Disclaimer: Justia Dockets & Filings provides public litigation records from the federal appellate and district courts.

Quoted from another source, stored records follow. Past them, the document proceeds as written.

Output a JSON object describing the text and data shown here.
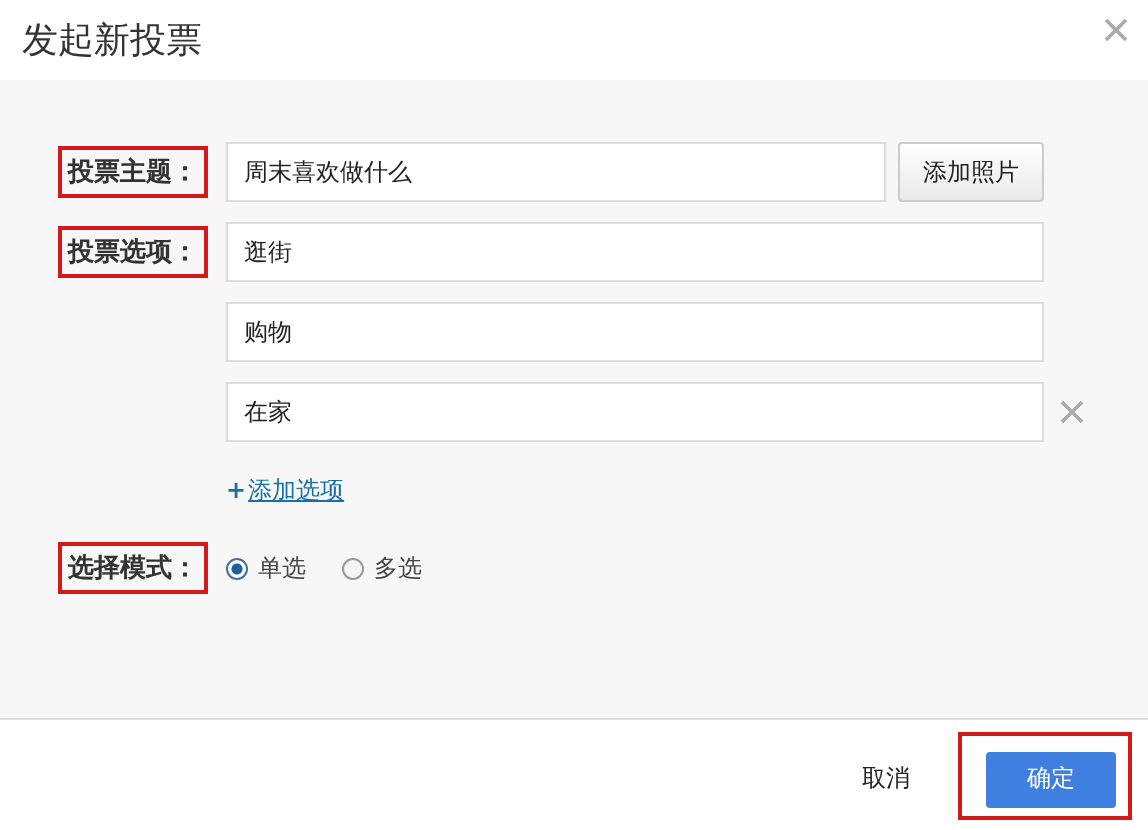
{
  "dialog": {
    "title": "发起新投票"
  },
  "topic": {
    "label": "投票主题：",
    "highlighted": true,
    "value": "周末喜欢做什么",
    "photo_button": "添加照片"
  },
  "options": {
    "label": "投票选项：",
    "highlighted": true,
    "items": [
      {
        "value": "逛街",
        "removable": false
      },
      {
        "value": "购物",
        "removable": false
      },
      {
        "value": "在家",
        "removable": true
      }
    ],
    "add_link": "添加选项",
    "add_icon": "+"
  },
  "mode": {
    "label": "选择模式：",
    "highlighted": true,
    "choices": [
      {
        "label": "单选",
        "selected": true
      },
      {
        "label": "多选",
        "selected": false
      }
    ]
  },
  "footer": {
    "buttons": [
      {
        "label": "取消",
        "kind": "plain",
        "highlighted": false
      },
      {
        "label": "确定",
        "kind": "primary",
        "highlighted": true
      }
    ]
  }
}
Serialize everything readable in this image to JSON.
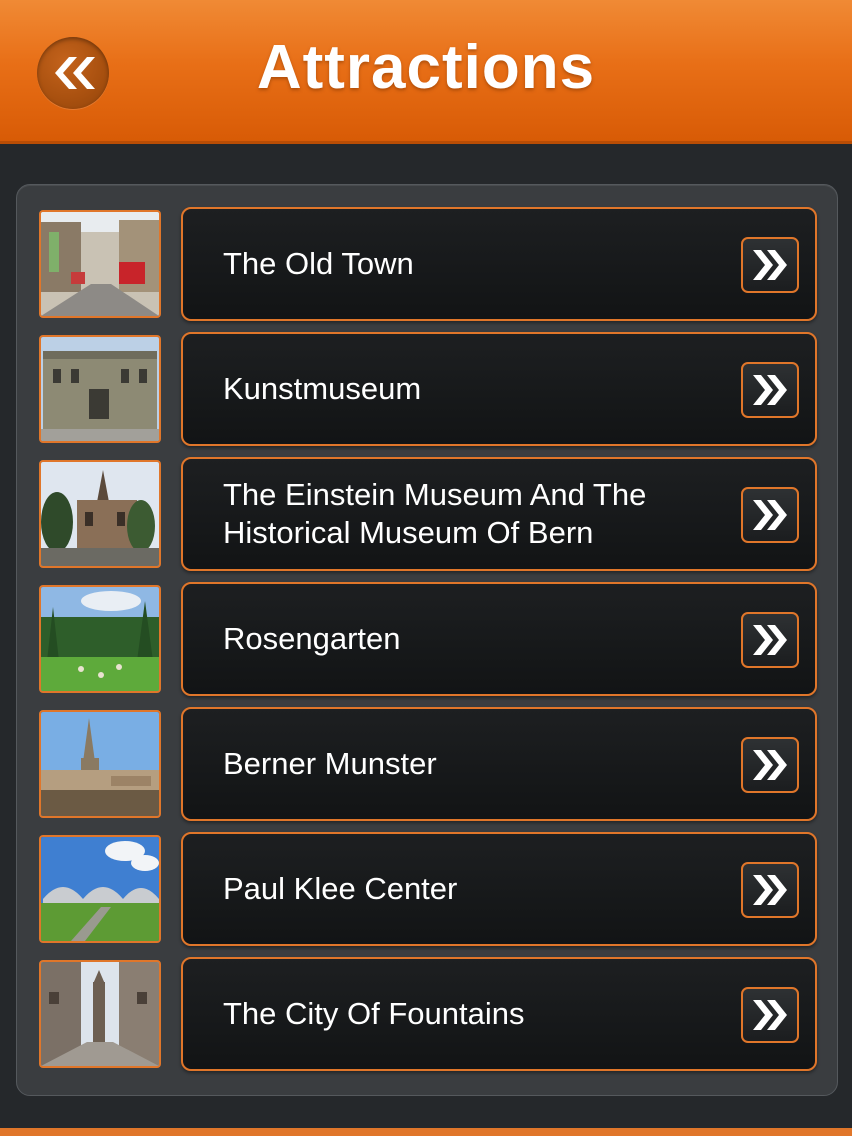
{
  "header": {
    "title": "Attractions",
    "back_icon": "double-chevron-left-icon",
    "accent_color": "#e86f17"
  },
  "attractions": [
    {
      "label": "The Old Town",
      "thumbnail": "old-town-street-photo"
    },
    {
      "label": "Kunstmuseum",
      "thumbnail": "kunstmuseum-building-photo"
    },
    {
      "label": "The Einstein Museum And The Historical Museum Of Bern",
      "thumbnail": "historical-museum-photo"
    },
    {
      "label": "Rosengarten",
      "thumbnail": "rose-garden-park-photo"
    },
    {
      "label": "Berner Munster",
      "thumbnail": "berner-munster-cathedral-photo"
    },
    {
      "label": "Paul Klee Center",
      "thumbnail": "paul-klee-center-photo"
    },
    {
      "label": "The City Of Fountains",
      "thumbnail": "city-fountains-street-photo"
    }
  ],
  "row_action_icon": "double-chevron-right-icon"
}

These filings and docket sheets should not be considered findings of fact or liability, nor do they necessarily reflect the view of Justia.

Why Is My Information Online?